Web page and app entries
****************

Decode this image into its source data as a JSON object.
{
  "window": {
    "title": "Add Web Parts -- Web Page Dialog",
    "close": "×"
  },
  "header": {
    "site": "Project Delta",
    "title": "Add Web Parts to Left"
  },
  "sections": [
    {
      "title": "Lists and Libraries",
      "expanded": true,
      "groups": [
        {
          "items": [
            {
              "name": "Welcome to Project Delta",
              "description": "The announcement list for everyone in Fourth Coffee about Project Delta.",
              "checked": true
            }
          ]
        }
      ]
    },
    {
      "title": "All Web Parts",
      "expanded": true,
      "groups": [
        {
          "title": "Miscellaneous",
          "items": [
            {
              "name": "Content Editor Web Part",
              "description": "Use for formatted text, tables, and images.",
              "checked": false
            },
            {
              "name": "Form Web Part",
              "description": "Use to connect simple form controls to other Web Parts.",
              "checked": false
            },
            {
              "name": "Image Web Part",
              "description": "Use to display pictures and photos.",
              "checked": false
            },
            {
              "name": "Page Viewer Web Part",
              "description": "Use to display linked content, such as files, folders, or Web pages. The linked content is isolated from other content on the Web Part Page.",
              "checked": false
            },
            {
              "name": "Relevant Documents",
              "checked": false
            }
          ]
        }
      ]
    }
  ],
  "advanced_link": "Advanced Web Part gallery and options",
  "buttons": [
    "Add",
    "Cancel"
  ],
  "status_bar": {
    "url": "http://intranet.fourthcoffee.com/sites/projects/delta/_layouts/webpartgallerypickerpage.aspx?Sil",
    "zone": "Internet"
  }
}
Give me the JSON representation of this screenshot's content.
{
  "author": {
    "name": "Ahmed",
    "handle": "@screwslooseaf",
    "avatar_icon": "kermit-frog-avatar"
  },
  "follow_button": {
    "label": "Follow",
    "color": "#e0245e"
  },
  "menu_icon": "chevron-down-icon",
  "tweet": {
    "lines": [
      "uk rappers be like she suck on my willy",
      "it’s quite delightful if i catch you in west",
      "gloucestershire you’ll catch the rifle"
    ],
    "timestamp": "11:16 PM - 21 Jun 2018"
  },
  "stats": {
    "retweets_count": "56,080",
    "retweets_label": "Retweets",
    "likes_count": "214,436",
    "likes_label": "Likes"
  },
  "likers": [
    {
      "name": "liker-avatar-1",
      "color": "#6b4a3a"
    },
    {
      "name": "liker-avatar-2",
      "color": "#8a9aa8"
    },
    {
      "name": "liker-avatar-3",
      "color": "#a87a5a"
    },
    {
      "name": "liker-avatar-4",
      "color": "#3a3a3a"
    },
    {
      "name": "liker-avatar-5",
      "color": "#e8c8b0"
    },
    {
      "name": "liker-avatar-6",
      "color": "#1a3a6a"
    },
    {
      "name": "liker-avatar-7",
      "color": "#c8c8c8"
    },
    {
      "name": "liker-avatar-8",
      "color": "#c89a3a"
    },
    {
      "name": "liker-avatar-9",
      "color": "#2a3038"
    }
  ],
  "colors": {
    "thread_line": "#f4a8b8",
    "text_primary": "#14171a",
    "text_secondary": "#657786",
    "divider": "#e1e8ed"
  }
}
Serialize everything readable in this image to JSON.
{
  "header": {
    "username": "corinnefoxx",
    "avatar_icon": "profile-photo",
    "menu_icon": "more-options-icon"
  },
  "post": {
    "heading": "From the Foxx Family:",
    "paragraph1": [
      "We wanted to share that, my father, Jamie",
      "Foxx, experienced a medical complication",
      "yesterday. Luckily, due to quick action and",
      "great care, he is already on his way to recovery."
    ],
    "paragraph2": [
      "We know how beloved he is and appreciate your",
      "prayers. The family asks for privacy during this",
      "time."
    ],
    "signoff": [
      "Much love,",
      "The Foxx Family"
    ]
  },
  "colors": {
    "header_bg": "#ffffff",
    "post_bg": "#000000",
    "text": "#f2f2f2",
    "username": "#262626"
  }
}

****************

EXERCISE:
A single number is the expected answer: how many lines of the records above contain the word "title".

EXERCISE RESPONSE:
5